WHAT THIS TASK INVOLVES: Everything in the data should be repeated exactly, save for the images.

DATA LISTING:
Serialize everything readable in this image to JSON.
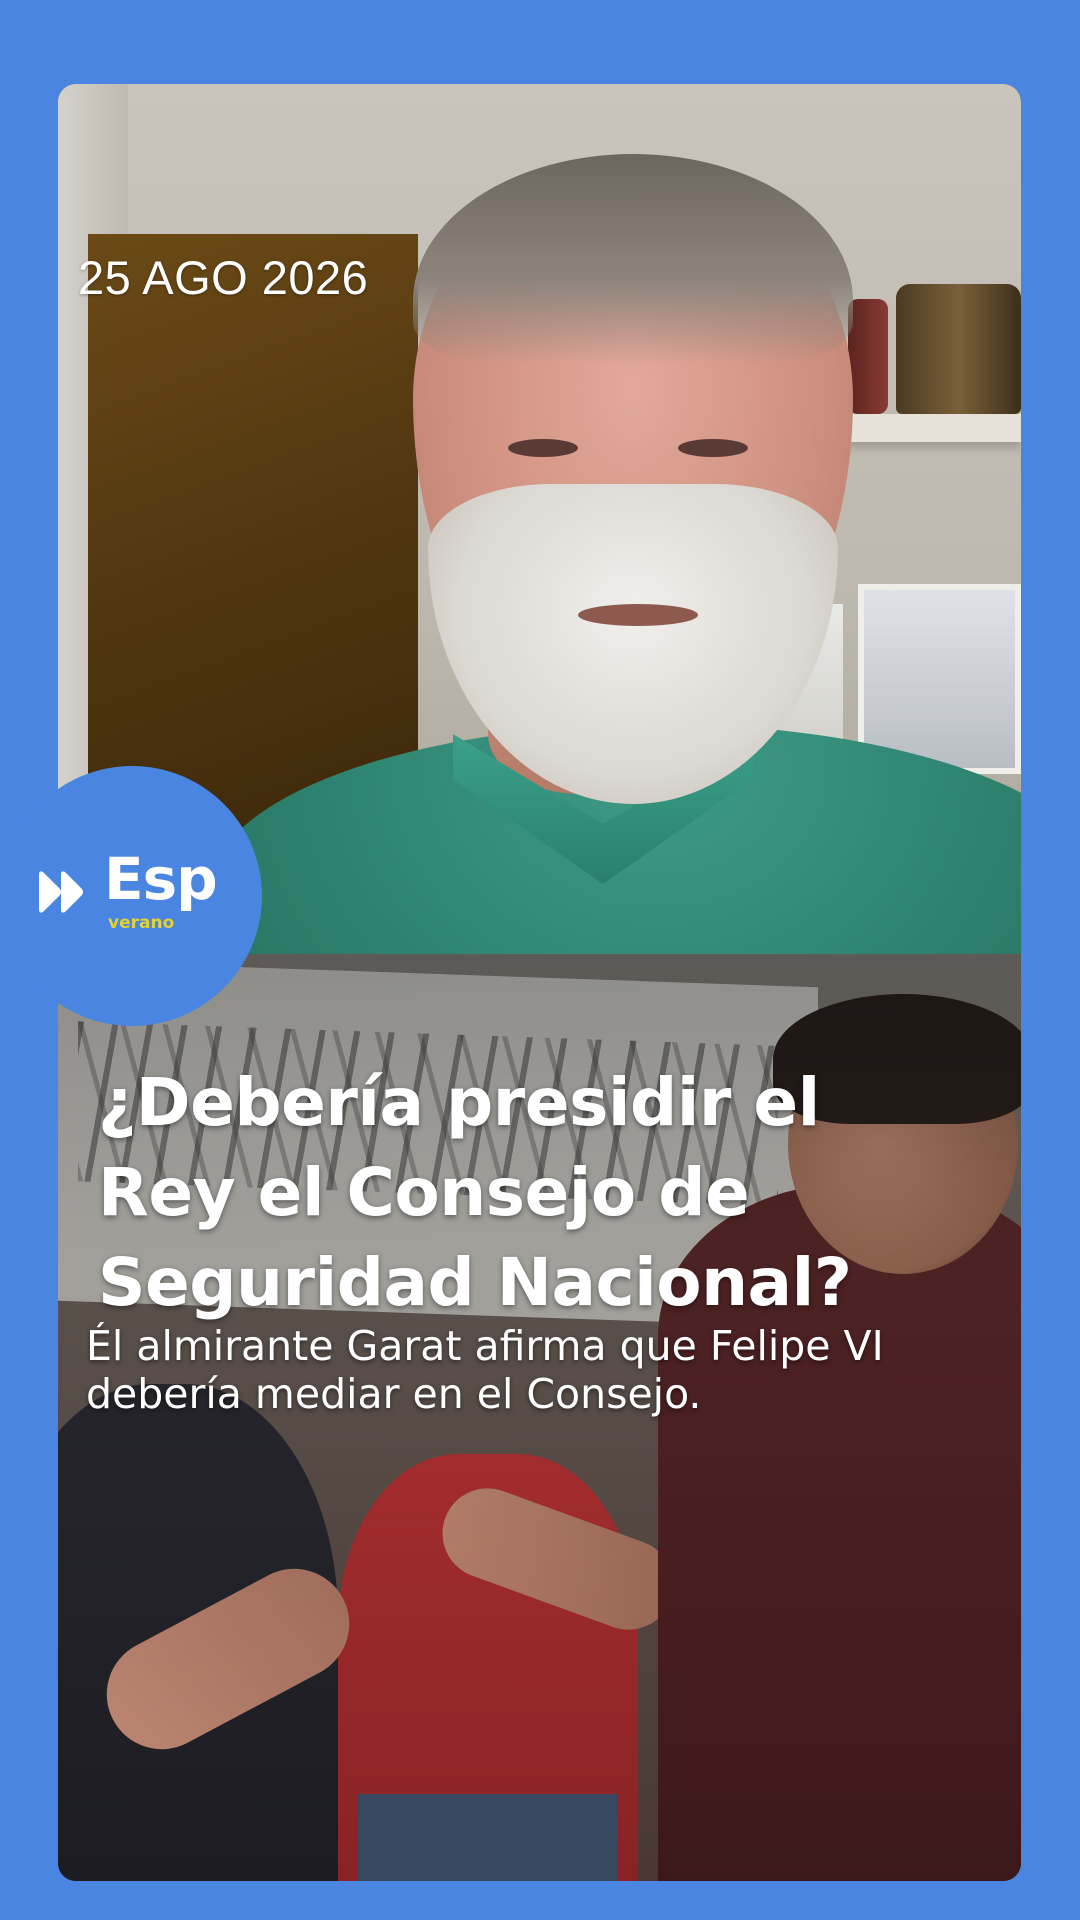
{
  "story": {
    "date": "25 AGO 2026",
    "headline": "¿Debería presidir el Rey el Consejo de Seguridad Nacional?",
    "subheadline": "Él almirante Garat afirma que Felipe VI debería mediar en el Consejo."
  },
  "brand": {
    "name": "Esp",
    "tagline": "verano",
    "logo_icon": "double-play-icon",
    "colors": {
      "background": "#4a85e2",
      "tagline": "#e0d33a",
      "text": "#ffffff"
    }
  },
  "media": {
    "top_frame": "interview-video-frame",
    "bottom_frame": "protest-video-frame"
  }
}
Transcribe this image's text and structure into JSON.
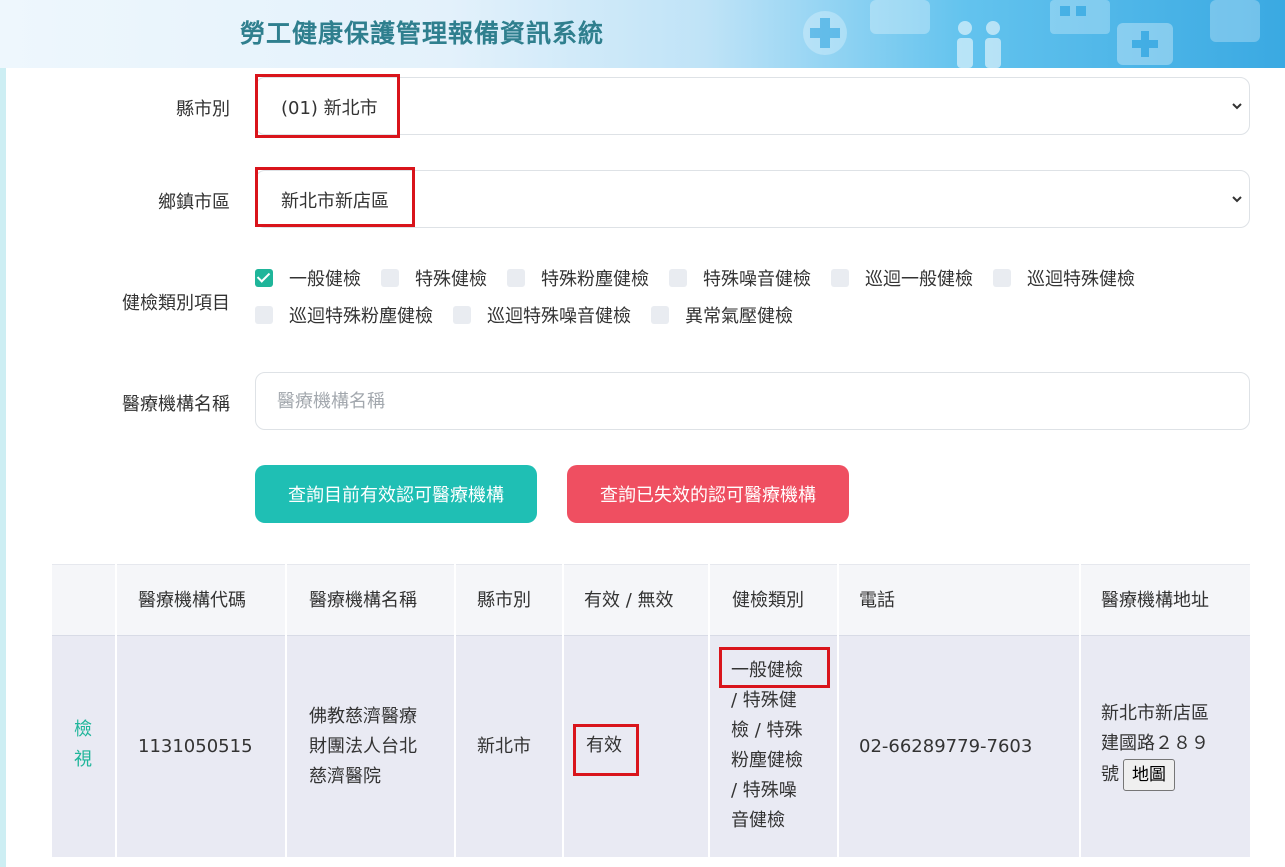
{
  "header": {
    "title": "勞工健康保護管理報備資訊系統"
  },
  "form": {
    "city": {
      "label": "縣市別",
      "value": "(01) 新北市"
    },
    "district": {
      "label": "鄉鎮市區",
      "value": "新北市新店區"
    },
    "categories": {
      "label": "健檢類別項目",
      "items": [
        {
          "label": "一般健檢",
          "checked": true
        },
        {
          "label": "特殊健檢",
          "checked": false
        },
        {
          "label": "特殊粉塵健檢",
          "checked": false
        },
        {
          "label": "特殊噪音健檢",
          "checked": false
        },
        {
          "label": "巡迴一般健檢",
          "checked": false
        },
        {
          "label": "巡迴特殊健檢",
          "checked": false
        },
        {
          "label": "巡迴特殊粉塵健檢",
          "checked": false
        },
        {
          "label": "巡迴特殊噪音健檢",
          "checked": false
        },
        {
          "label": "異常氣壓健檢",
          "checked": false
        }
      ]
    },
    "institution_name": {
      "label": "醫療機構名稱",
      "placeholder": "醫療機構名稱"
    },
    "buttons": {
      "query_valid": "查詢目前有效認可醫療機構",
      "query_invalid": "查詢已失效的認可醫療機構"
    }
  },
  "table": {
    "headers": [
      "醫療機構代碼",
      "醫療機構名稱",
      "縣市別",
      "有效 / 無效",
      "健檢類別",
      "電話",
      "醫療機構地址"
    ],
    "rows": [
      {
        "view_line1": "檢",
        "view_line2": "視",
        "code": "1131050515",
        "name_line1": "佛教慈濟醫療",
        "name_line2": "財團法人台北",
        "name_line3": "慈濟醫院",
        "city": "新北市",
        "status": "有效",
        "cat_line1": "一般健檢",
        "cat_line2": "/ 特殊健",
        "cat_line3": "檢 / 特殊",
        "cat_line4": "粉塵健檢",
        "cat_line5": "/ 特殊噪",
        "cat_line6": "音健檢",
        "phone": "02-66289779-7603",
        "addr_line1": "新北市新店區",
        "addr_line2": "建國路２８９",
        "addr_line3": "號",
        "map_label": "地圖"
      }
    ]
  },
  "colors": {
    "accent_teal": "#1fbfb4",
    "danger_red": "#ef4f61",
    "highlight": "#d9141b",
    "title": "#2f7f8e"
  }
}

TASK RESPONSE:
Serialize everything readable in this image to JSON.
{
  "story": {
    "date": "25 AGO 2026",
    "headline": "¿Debería presidir el Rey el Consejo de Seguridad Nacional?",
    "subheadline": "Él almirante Garat afirma que Felipe VI debería mediar en el Consejo."
  },
  "brand": {
    "name": "Esp",
    "tagline": "verano",
    "logo_icon": "double-play-icon",
    "colors": {
      "background": "#4a85e2",
      "tagline": "#e0d33a",
      "text": "#ffffff"
    }
  },
  "media": {
    "top_frame": "interview-video-frame",
    "bottom_frame": "protest-video-frame"
  }
}
Transcribe this image's text and structure into JSON.
{
  "header": {
    "title": "勞工健康保護管理報備資訊系統"
  },
  "form": {
    "city": {
      "label": "縣市別",
      "value": "(01) 新北市"
    },
    "district": {
      "label": "鄉鎮市區",
      "value": "新北市新店區"
    },
    "categories": {
      "label": "健檢類別項目",
      "items": [
        {
          "label": "一般健檢",
          "checked": true
        },
        {
          "label": "特殊健檢",
          "checked": false
        },
        {
          "label": "特殊粉塵健檢",
          "checked": false
        },
        {
          "label": "特殊噪音健檢",
          "checked": false
        },
        {
          "label": "巡迴一般健檢",
          "checked": false
        },
        {
          "label": "巡迴特殊健檢",
          "checked": false
        },
        {
          "label": "巡迴特殊粉塵健檢",
          "checked": false
        },
        {
          "label": "巡迴特殊噪音健檢",
          "checked": false
        },
        {
          "label": "異常氣壓健檢",
          "checked": false
        }
      ]
    },
    "institution_name": {
      "label": "醫療機構名稱",
      "placeholder": "醫療機構名稱"
    },
    "buttons": {
      "query_valid": "查詢目前有效認可醫療機構",
      "query_invalid": "查詢已失效的認可醫療機構"
    }
  },
  "table": {
    "headers": [
      "醫療機構代碼",
      "醫療機構名稱",
      "縣市別",
      "有效 / 無效",
      "健檢類別",
      "電話",
      "醫療機構地址"
    ],
    "rows": [
      {
        "view_line1": "檢",
        "view_line2": "視",
        "code": "1131050515",
        "name_line1": "佛教慈濟醫療",
        "name_line2": "財團法人台北",
        "name_line3": "慈濟醫院",
        "city": "新北市",
        "status": "有效",
        "cat_line1": "一般健檢",
        "cat_line2": "/ 特殊健",
        "cat_line3": "檢 / 特殊",
        "cat_line4": "粉塵健檢",
        "cat_line5": "/ 特殊噪",
        "cat_line6": "音健檢",
        "phone": "02-66289779-7603",
        "addr_line1": "新北市新店區",
        "addr_line2": "建國路２８９",
        "addr_line3": "號",
        "map_label": "地圖"
      }
    ]
  },
  "colors": {
    "accent_teal": "#1fbfb4",
    "danger_red": "#ef4f61",
    "highlight": "#d9141b",
    "title": "#2f7f8e"
  }
}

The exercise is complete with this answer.